> **The task**
Down to the last line, print the data that follows exactly, without its pictures.

> **Source information**

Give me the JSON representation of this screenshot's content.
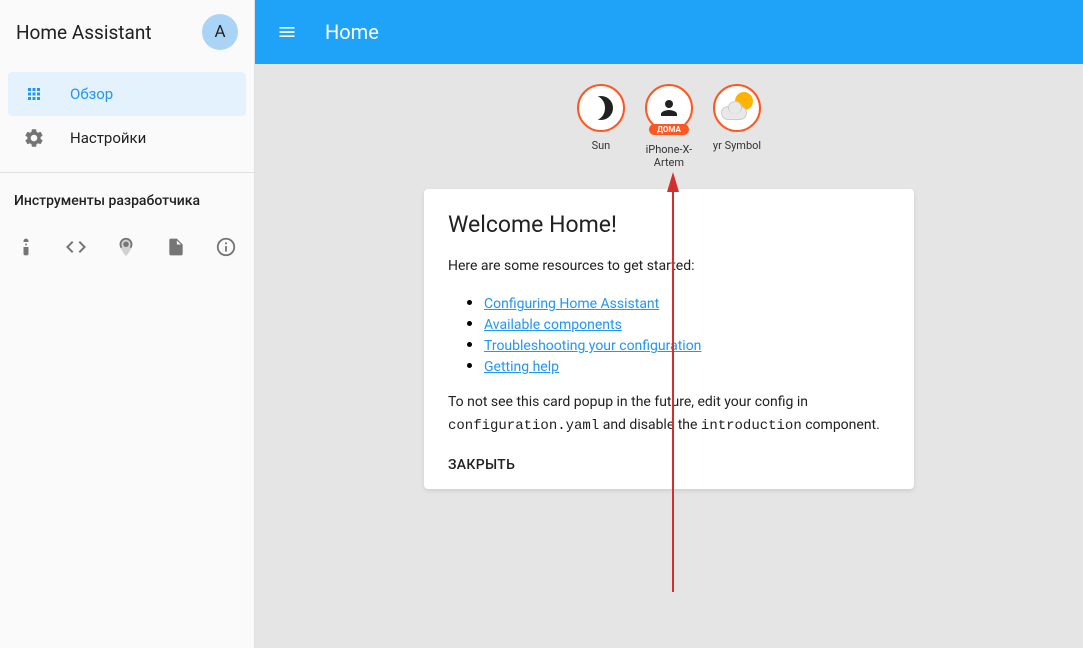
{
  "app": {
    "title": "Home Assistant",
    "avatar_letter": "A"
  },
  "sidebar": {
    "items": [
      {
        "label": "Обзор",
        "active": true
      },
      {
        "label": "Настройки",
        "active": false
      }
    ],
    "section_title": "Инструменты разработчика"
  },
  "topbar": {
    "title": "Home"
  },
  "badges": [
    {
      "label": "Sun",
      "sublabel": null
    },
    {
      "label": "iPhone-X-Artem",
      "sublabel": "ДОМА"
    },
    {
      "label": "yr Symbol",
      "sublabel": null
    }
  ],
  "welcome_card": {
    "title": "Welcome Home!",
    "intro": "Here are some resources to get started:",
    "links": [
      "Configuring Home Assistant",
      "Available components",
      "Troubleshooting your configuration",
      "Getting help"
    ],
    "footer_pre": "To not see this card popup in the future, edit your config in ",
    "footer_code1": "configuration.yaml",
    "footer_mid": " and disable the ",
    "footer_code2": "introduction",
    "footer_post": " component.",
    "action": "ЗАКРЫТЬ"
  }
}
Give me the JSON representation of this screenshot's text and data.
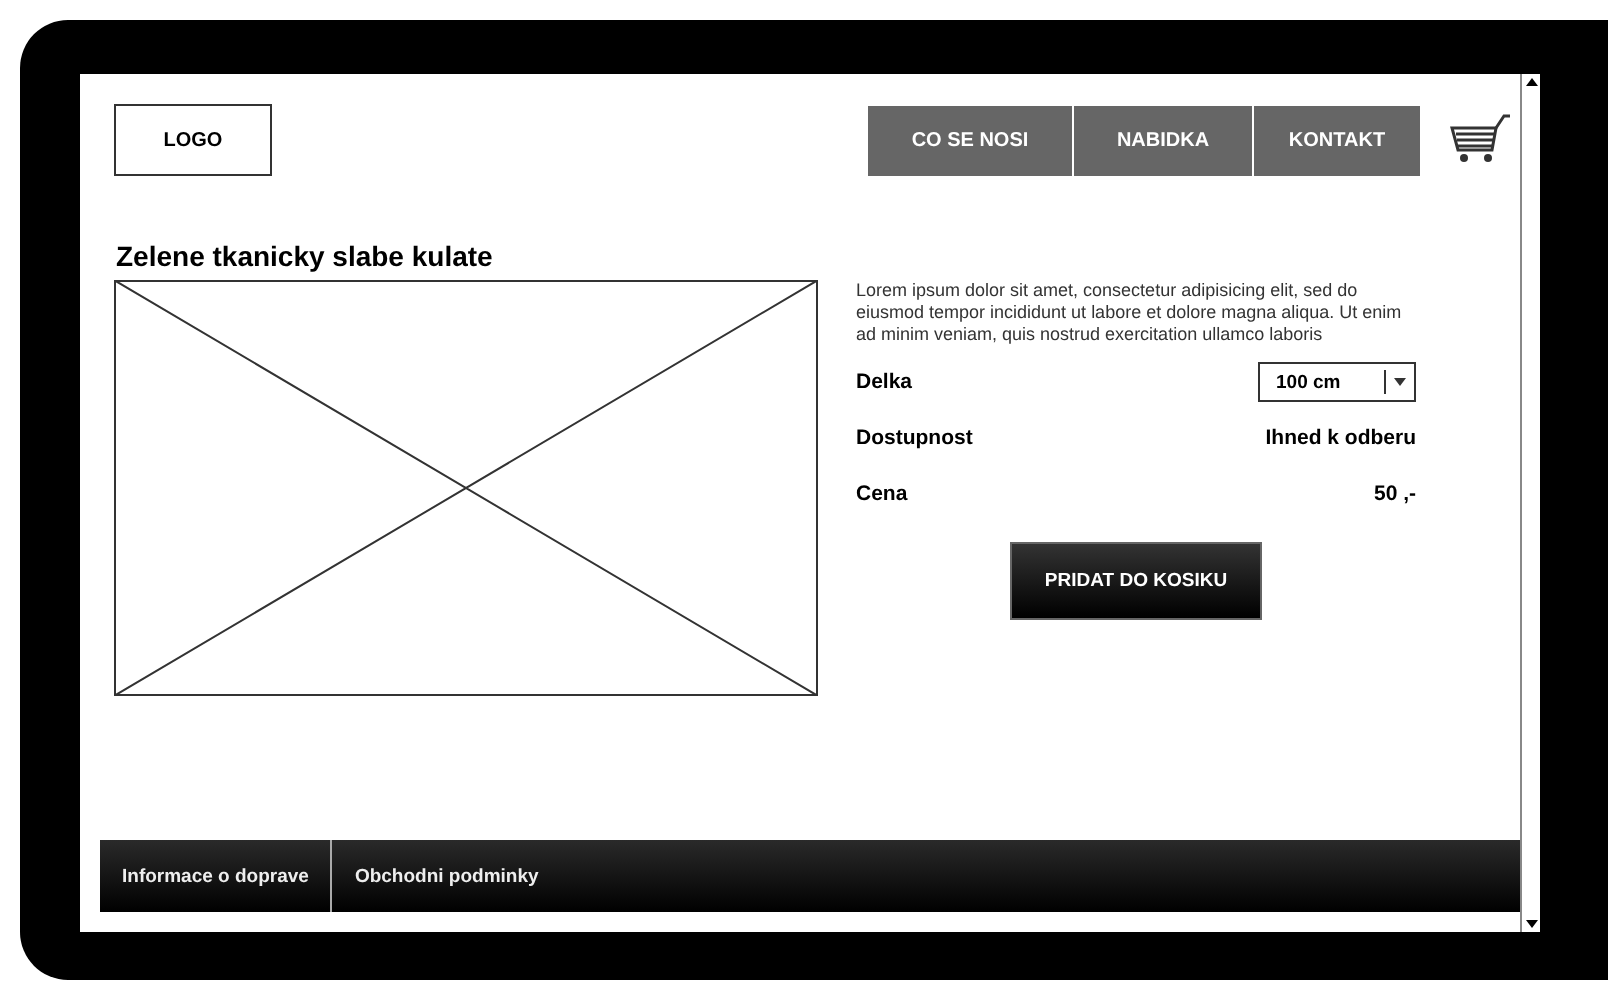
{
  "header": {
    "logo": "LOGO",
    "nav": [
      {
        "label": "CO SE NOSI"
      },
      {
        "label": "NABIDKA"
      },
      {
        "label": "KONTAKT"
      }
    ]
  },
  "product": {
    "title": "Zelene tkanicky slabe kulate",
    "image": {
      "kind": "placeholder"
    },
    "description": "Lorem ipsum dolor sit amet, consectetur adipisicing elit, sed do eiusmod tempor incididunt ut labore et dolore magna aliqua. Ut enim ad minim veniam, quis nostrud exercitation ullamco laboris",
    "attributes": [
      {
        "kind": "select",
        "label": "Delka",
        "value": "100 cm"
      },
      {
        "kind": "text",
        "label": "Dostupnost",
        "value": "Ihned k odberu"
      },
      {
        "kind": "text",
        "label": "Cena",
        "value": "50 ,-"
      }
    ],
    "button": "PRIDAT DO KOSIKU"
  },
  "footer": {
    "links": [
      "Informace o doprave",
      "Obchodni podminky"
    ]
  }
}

> **Expected answer**
Give me the JSON representation of this screenshot's content.
{
  "app": {
    "title": "Home Assistant",
    "avatar_letter": "A"
  },
  "sidebar": {
    "items": [
      {
        "label": "Обзор",
        "active": true
      },
      {
        "label": "Настройки",
        "active": false
      }
    ],
    "section_title": "Инструменты разработчика"
  },
  "topbar": {
    "title": "Home"
  },
  "badges": [
    {
      "label": "Sun",
      "sublabel": null
    },
    {
      "label": "iPhone-X-Artem",
      "sublabel": "ДОМА"
    },
    {
      "label": "yr Symbol",
      "sublabel": null
    }
  ],
  "welcome_card": {
    "title": "Welcome Home!",
    "intro": "Here are some resources to get started:",
    "links": [
      "Configuring Home Assistant",
      "Available components",
      "Troubleshooting your configuration",
      "Getting help"
    ],
    "footer_pre": "To not see this card popup in the future, edit your config in ",
    "footer_code1": "configuration.yaml",
    "footer_mid": " and disable the ",
    "footer_code2": "introduction",
    "footer_post": " component.",
    "action": "ЗАКРЫТЬ"
  }
}
Give me the JSON representation of this screenshot's text and data.
{
  "header": {
    "logo": "LOGO",
    "nav": [
      {
        "label": "CO SE NOSI"
      },
      {
        "label": "NABIDKA"
      },
      {
        "label": "KONTAKT"
      }
    ]
  },
  "product": {
    "title": "Zelene tkanicky slabe kulate",
    "image": {
      "kind": "placeholder"
    },
    "description": "Lorem ipsum dolor sit amet, consectetur adipisicing elit, sed do eiusmod tempor incididunt ut labore et dolore magna aliqua. Ut enim ad minim veniam, quis nostrud exercitation ullamco laboris",
    "attributes": [
      {
        "kind": "select",
        "label": "Delka",
        "value": "100 cm"
      },
      {
        "kind": "text",
        "label": "Dostupnost",
        "value": "Ihned k odberu"
      },
      {
        "kind": "text",
        "label": "Cena",
        "value": "50 ,-"
      }
    ],
    "button": "PRIDAT DO KOSIKU"
  },
  "footer": {
    "links": [
      "Informace o doprave",
      "Obchodni podminky"
    ]
  }
}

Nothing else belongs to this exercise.